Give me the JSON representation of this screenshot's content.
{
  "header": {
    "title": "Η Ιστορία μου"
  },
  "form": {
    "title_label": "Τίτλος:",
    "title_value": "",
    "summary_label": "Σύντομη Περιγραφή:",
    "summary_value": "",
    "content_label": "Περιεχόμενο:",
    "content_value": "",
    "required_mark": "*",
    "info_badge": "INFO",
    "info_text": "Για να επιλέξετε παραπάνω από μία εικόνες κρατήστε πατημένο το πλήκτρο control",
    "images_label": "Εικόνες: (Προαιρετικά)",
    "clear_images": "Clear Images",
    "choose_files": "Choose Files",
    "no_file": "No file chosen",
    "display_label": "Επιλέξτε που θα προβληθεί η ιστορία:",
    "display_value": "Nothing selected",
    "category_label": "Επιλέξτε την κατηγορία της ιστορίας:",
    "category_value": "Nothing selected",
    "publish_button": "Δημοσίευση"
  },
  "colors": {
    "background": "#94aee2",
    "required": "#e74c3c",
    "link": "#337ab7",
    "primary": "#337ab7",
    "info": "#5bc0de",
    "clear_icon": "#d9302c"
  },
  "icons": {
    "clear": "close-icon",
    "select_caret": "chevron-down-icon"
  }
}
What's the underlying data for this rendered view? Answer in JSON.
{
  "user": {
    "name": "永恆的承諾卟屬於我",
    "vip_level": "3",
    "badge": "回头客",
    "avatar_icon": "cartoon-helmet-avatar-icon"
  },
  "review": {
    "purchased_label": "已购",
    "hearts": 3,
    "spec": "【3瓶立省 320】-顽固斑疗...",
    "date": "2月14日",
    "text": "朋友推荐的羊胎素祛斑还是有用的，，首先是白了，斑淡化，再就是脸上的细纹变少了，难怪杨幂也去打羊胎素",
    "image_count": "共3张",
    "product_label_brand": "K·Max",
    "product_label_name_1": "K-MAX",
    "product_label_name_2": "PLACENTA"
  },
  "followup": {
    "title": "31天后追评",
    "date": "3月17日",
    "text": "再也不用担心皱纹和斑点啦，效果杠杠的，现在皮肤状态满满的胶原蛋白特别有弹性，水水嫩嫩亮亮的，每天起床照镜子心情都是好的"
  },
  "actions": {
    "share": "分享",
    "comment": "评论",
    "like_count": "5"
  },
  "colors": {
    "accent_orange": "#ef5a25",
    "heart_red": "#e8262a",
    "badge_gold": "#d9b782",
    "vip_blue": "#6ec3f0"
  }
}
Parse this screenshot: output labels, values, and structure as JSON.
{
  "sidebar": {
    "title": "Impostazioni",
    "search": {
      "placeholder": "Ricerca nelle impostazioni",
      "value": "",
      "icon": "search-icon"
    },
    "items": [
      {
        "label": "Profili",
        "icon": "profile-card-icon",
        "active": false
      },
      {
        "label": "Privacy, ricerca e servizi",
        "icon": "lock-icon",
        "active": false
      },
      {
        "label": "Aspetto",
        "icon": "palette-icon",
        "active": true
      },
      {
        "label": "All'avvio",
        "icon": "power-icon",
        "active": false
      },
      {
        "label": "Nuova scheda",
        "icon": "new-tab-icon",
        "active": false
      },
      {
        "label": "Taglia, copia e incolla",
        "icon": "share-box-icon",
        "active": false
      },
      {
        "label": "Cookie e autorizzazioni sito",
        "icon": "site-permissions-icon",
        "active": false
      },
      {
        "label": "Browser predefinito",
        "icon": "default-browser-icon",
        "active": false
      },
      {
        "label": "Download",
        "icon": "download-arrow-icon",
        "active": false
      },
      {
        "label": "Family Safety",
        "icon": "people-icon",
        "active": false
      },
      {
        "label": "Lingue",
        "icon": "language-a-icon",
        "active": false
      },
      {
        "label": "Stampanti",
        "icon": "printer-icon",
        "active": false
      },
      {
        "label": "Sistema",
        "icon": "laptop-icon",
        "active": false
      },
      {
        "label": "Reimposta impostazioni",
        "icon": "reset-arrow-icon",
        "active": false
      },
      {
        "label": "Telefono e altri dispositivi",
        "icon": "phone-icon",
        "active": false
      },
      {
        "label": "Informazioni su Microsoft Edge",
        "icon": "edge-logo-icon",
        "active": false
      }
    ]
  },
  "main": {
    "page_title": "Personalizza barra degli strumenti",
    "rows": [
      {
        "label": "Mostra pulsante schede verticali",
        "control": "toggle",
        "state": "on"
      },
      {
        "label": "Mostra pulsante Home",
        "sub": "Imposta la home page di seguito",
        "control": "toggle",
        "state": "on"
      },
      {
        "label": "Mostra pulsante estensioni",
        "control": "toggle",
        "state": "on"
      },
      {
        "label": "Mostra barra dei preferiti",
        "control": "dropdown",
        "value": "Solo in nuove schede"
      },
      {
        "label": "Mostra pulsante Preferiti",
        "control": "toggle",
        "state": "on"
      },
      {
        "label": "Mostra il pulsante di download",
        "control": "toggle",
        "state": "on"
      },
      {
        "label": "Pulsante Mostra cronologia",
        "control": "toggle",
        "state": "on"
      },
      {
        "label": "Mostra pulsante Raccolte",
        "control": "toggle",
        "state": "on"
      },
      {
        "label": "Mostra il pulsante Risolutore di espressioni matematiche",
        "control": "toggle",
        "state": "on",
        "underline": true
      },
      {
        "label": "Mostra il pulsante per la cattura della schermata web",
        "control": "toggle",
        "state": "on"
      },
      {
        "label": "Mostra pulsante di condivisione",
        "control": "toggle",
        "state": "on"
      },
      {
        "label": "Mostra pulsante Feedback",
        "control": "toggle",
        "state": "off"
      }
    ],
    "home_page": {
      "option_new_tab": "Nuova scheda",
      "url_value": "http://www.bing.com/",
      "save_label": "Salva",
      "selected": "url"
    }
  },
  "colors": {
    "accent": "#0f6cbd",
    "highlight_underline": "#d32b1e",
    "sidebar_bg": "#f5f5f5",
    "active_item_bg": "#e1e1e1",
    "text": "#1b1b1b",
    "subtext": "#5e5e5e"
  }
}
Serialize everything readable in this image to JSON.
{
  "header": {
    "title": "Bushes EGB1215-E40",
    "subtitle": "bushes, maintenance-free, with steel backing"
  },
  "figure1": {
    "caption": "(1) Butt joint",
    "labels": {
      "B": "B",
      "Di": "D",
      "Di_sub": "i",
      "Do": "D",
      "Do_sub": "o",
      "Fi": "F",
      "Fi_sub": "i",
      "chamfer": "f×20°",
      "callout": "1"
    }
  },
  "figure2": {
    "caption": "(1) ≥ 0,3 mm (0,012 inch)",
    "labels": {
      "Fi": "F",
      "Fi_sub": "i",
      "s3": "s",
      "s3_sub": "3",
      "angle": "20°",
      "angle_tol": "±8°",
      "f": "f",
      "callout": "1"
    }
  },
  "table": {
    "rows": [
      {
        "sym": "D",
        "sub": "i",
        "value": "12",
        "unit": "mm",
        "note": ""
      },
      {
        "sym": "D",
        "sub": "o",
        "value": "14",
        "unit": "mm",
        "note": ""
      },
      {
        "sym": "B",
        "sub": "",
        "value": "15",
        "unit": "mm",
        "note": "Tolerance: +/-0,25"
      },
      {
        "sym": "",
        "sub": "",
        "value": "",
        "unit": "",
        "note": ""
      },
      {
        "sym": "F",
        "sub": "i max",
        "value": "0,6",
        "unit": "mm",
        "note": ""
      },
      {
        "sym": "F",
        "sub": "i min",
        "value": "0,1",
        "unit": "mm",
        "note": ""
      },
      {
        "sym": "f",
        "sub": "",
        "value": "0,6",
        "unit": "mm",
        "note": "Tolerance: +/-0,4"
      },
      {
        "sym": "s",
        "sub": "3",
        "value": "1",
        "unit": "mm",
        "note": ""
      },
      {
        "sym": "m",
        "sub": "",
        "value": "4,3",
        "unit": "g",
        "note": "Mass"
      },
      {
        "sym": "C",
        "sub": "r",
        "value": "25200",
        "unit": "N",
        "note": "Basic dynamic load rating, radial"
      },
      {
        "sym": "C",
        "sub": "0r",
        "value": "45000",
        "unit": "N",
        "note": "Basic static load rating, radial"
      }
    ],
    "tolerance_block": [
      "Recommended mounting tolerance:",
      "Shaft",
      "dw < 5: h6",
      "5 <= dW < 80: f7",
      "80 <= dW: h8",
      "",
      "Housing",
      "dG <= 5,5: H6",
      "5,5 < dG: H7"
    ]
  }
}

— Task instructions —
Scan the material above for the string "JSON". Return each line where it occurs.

— Your solution —
Give me the JSON representation of this screenshot's content.
What's the underlying data for this rendered view? Answer in JSON.
Parse this screenshot: output labels, values, and structure as JSON.
Serialize everything readable in this image to JSON.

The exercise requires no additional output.